Louis Vuitton. Marc Jacobs. Chiapas? I spent 1/3 of my life working for the companies who churned out “it bag” after “it bag”. I remember adding people’s names to the waiting lists for the multi-color Murakami bags at Vuitton! Now I’m here in Chiapas and certainly not working on “It bags”, but instead working on creating sustainable livelihoods through broadening the potential markets of rural master artisans. Not to mention providing guidance and ideas on various products and styles that can be made from local materials and marketed to a wider demographic.
The quality of the leather goods they produce here is astounding. On top of that, they work with all local materials – and –oh my- do they work! Preparing the skins is definitely not easy. First they have to wash it and then allow time for it to dry. Sounds easy enough. Next, it’s the machete work! Skins are quite thick and are difficult to manipulate if they’re not light and thin. They take their big ol’ machetes and scrape scrape scrape until they get the skins to the preferred thickness. Now, they have something they can work with.

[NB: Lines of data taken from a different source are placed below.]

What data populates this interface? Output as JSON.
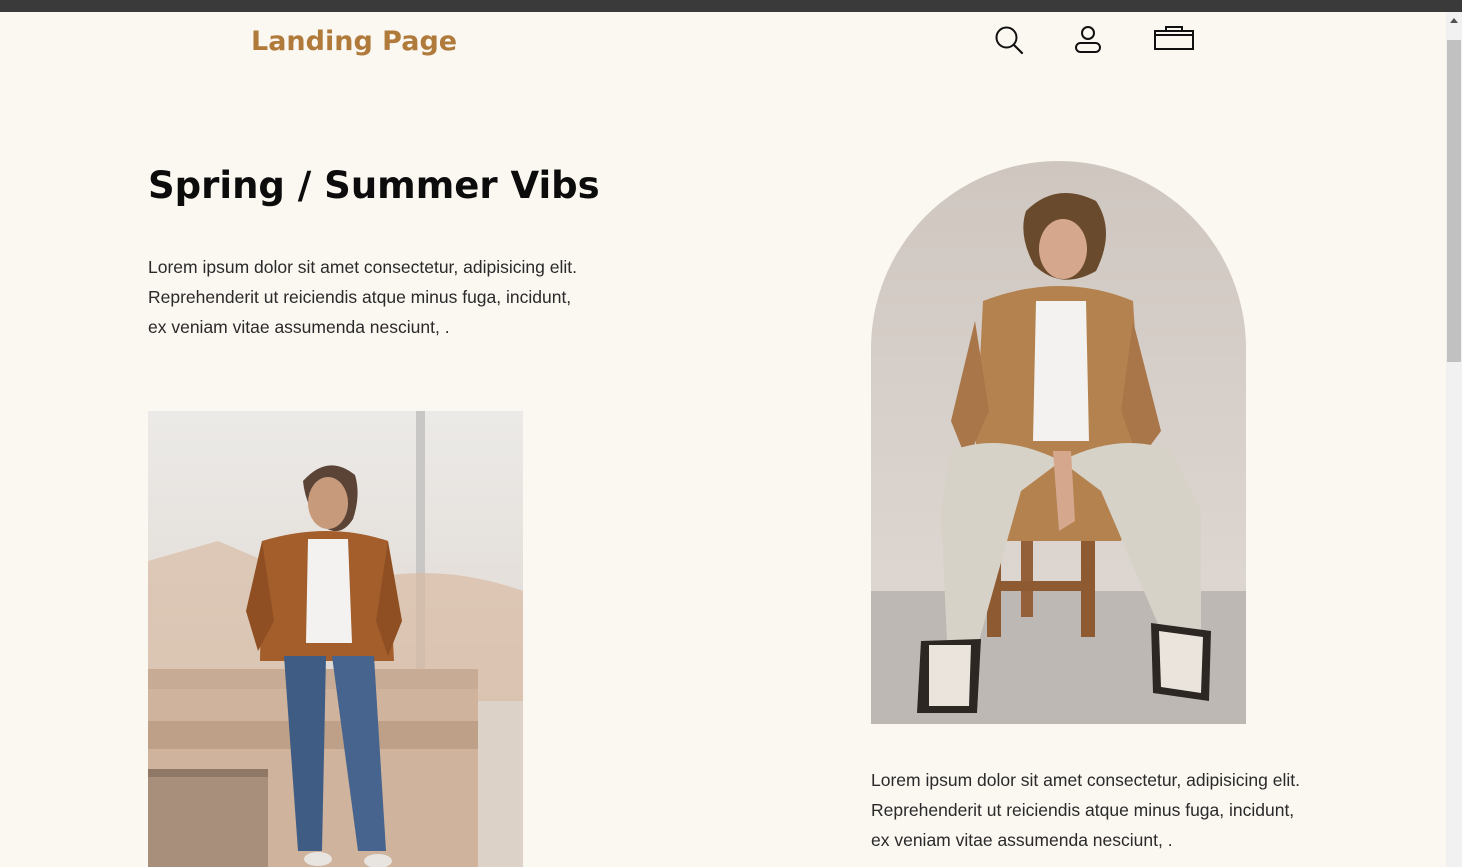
{
  "header": {
    "logo": "Landing Page",
    "icons": [
      "search-icon",
      "user-icon",
      "cart-icon"
    ]
  },
  "hero": {
    "title": "Spring / Summer Vibs",
    "paragraph": "Lorem ipsum dolor sit amet consectetur, adipisicing elit. Reprehenderit ut reiciendis atque minus fuga, incidunt, ex veniam vitae assumenda nesciunt, ."
  },
  "feature": {
    "paragraph": "Lorem ipsum dolor sit amet consectetur, adipisicing elit. Reprehenderit ut reiciendis atque minus fuga, incidunt, ex veniam vitae assumenda nesciunt, ."
  },
  "colors": {
    "background": "#fbf7f1",
    "brand": "#b07a3b",
    "heading": "#0c0c0c",
    "body_text": "#2a2a2a"
  }
}
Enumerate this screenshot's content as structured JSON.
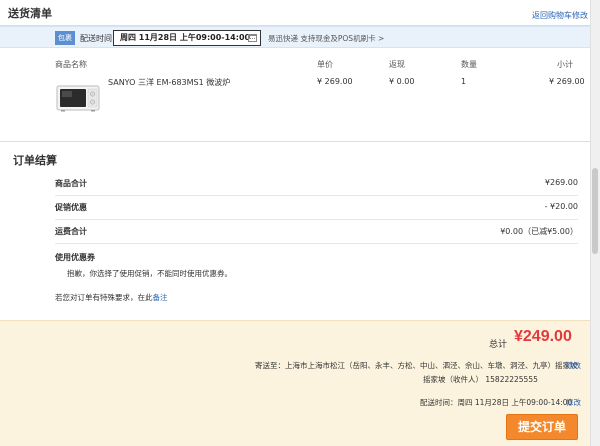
{
  "section1": {
    "title": "送货清单",
    "back_link": "返回购物车修改",
    "package_badge": "包裹",
    "delivery_label": "配送时间",
    "delivery_value": "周四 11月28日 上午09:00-14:00",
    "delivery_note": "易迅快递 支持现金及POS机刷卡 >"
  },
  "table": {
    "headers": {
      "name": "商品名称",
      "price": "单价",
      "rebate": "返现",
      "qty": "数量",
      "subtotal": "小计"
    },
    "rows": [
      {
        "name": "SANYO 三洋 EM-683MS1 微波炉",
        "price": "¥ 269.00",
        "rebate": "¥ 0.00",
        "qty": "1",
        "subtotal": "¥ 269.00"
      }
    ]
  },
  "section2": {
    "title": "订单结算",
    "goods_total_label": "商品合计",
    "goods_total_value": "¥269.00",
    "promo_label": "促销优惠",
    "promo_value": "- ¥20.00",
    "shipping_label": "运费合计",
    "shipping_value": "¥0.00（已减¥5.00）",
    "coupon_label": "使用优惠券",
    "coupon_msg": "抱歉，你选择了使用促销，不能同时使用优惠券。",
    "remark_prefix": "若您对订单有特殊要求，在此",
    "remark_link": "备注"
  },
  "summary": {
    "total_label": "总计",
    "total_value": "¥249.00",
    "address": "寄送至：上海市上海市松江（岳阳、永丰、方松、中山、泗泾、佘山、车墩、洞泾、九亭）摇家坡",
    "address_edit": "修改",
    "contact": "摇家坡（收件人） 15822225555",
    "delivery_time": "配送时间：周四 11月28日 上午09:00-14:00",
    "time_edit": "修改",
    "submit": "提交订单"
  },
  "colors": {
    "accent": "#e4393c",
    "button": "#f3882c",
    "link": "#2a64b4",
    "panel": "#fcf3de"
  }
}
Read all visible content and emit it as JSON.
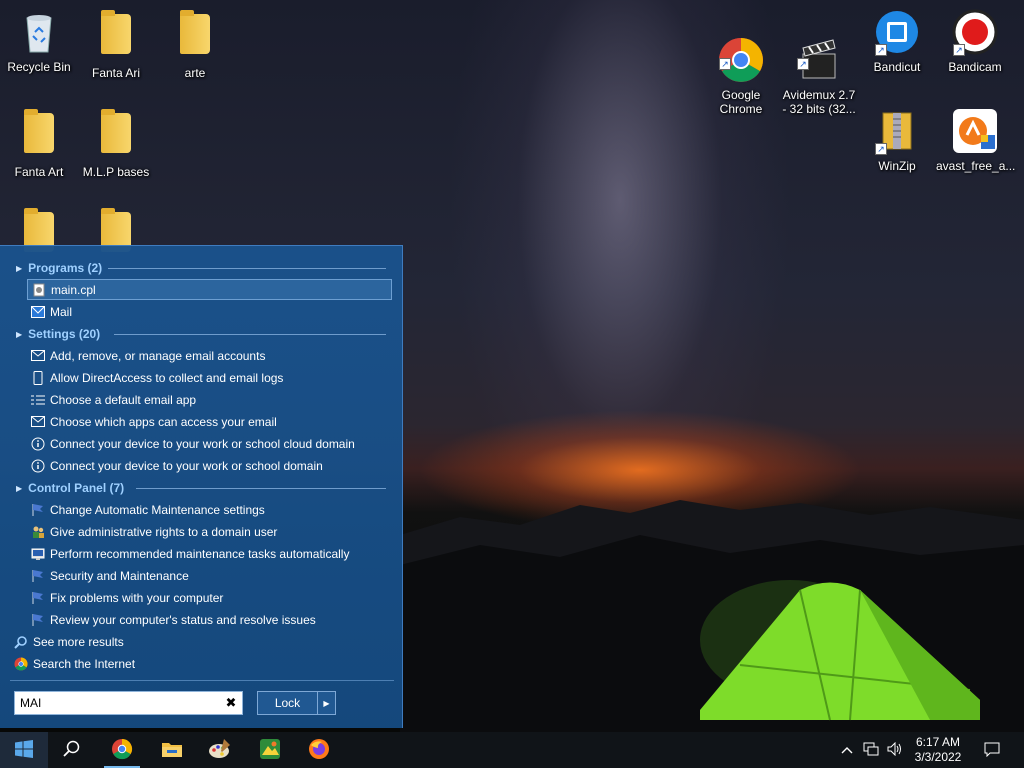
{
  "desktop": {
    "icons_left": [
      {
        "label": "Recycle Bin"
      },
      {
        "label": "Fanta Ari"
      },
      {
        "label": "arte"
      },
      {
        "label": "Fanta Art"
      },
      {
        "label": "M.L.P bases"
      }
    ],
    "icons_right": [
      {
        "label": "Google\nChrome"
      },
      {
        "label": "Avidemux 2.7\n- 32 bits (32..."
      },
      {
        "label": "Bandicut"
      },
      {
        "label": "Bandicam"
      },
      {
        "label": "WinZip"
      },
      {
        "label": "avast_free_a..."
      }
    ]
  },
  "start_menu": {
    "groups": {
      "programs": "Programs (2)",
      "settings": "Settings (20)",
      "control_panel": "Control Panel (7)"
    },
    "programs": [
      "main.cpl",
      "Mail"
    ],
    "settings": [
      "Add, remove, or manage email accounts",
      "Allow DirectAccess to collect and email logs",
      "Choose a default email app",
      "Choose which apps can access your email",
      "Connect your device to your work or school cloud domain",
      "Connect your device to your work or school domain"
    ],
    "control_panel": [
      "Change Automatic Maintenance settings",
      "Give administrative rights to a domain user",
      "Perform recommended maintenance tasks automatically",
      "Security and Maintenance",
      "Fix problems with your computer",
      "Review your computer's status and resolve issues"
    ],
    "see_more": "See more results",
    "search_internet": "Search the Internet",
    "search_value": "MAI",
    "lock_label": "Lock"
  },
  "taskbar": {
    "time": "6:17 AM",
    "date": "3/3/2022"
  }
}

In the case of every leather artisan we work with, it’s a family affair. The fathers and sons work together, the sons learning from their fathers, the mothers and daughters helping in the workshop. Some of the artisans are award winning, another should be a stand up comedian, and others work with very well-renowned local designers.
We are here to introduce you to the folks who make your leather goods. Take a look!

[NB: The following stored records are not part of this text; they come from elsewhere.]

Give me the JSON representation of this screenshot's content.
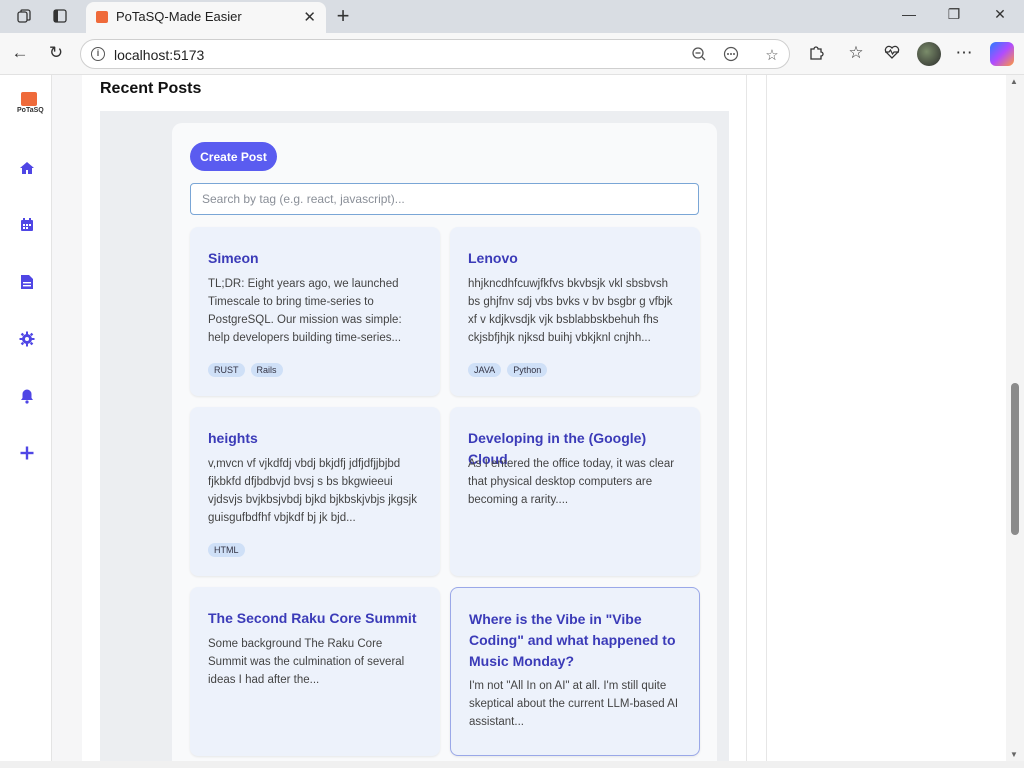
{
  "browser": {
    "tab_title": "PoTaSQ-Made Easier",
    "url": "localhost:5173",
    "icons": [
      "workspaces-icon",
      "vertical-tabs-icon",
      "close-tab-icon",
      "new-tab-icon",
      "minimize-icon",
      "restore-icon",
      "close-window-icon",
      "back-icon",
      "reload-icon",
      "site-info-icon",
      "zoom-out-icon",
      "read-aloud-icon",
      "favorite-star-icon",
      "extensions-icon",
      "favorites-icon",
      "browser-health-icon",
      "profile-avatar",
      "more-icon",
      "copilot-icon"
    ]
  },
  "sidebar": {
    "logo_text": "PoTaSQ",
    "items": [
      {
        "icon": "home-icon"
      },
      {
        "icon": "calendar-icon"
      },
      {
        "icon": "document-icon"
      },
      {
        "icon": "settings-icon"
      },
      {
        "icon": "bell-icon"
      },
      {
        "icon": "plus-icon"
      }
    ],
    "accent_color": "#4f46e5"
  },
  "main": {
    "section_title": "Recent Posts",
    "create_button": "Create Post",
    "search_placeholder": "Search by tag (e.g. react, javascript)...",
    "posts": [
      {
        "title": "Simeon",
        "body": "TL;DR: Eight years ago, we launched Timescale to bring time-series to PostgreSQL. Our mission was simple: help developers building time-series...",
        "tags": [
          "RUST",
          "Rails"
        ]
      },
      {
        "title": "Lenovo",
        "body": "hhjkncdhfcuwjfkfvs bkvbsjk vkl sbsbvsh bs ghjfnv sdj vbs bvks v bv bsgbr g vfbjk xf v kdjkvsdjk vjk bsblabbskbehuh fhs ckjsbfjhjk njksd buihj vbkjknl cnjhh...",
        "tags": [
          "JAVA",
          "Python"
        ]
      },
      {
        "title": "heights",
        "body": "v,mvcn vf vjkdfdj vbdj bkjdfj jdfjdfjjbjbd fjkbkfd dfjbdbvjd bvsj s bs bkgwieeui vjdsvjs bvjkbsjvbdj bjkd bjkbskjvbjs jkgsjk guisgufbdfhf vbjkdf bj jk bjd...",
        "tags": [
          "HTML"
        ]
      },
      {
        "title": "Developing in the (Google) Cloud",
        "body": "As I entered the office today, it was clear that physical desktop computers are becoming a rarity....",
        "tags": []
      },
      {
        "title": "The Second Raku Core Summit",
        "body": "Some background The Raku Core Summit was the culmination of several ideas I had after the...",
        "tags": []
      },
      {
        "title": "Where is the Vibe in \"Vibe Coding\" and what happened to Music Monday?",
        "body": "I'm not \"All In on AI\" at all. I'm still quite skeptical about the current LLM-based AI assistant...",
        "tags": []
      }
    ]
  },
  "colors": {
    "primary_button": "#5a5cf0",
    "card_background": "#edf2fb",
    "card_title": "#3b3bb8",
    "tag_background": "#cfe0f7"
  }
}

———> Passport Holder: http://bit.ly/14QwmfD
——–> iPad Mini Sleeve: http://bit.ly/17YLjy3
——> Leather and Handwoven Fabric Tote: http://bit.ly/1dndvAk
——> Recycled Huipil and Goatskin Clutch: http://bit.ly/1d0KRqk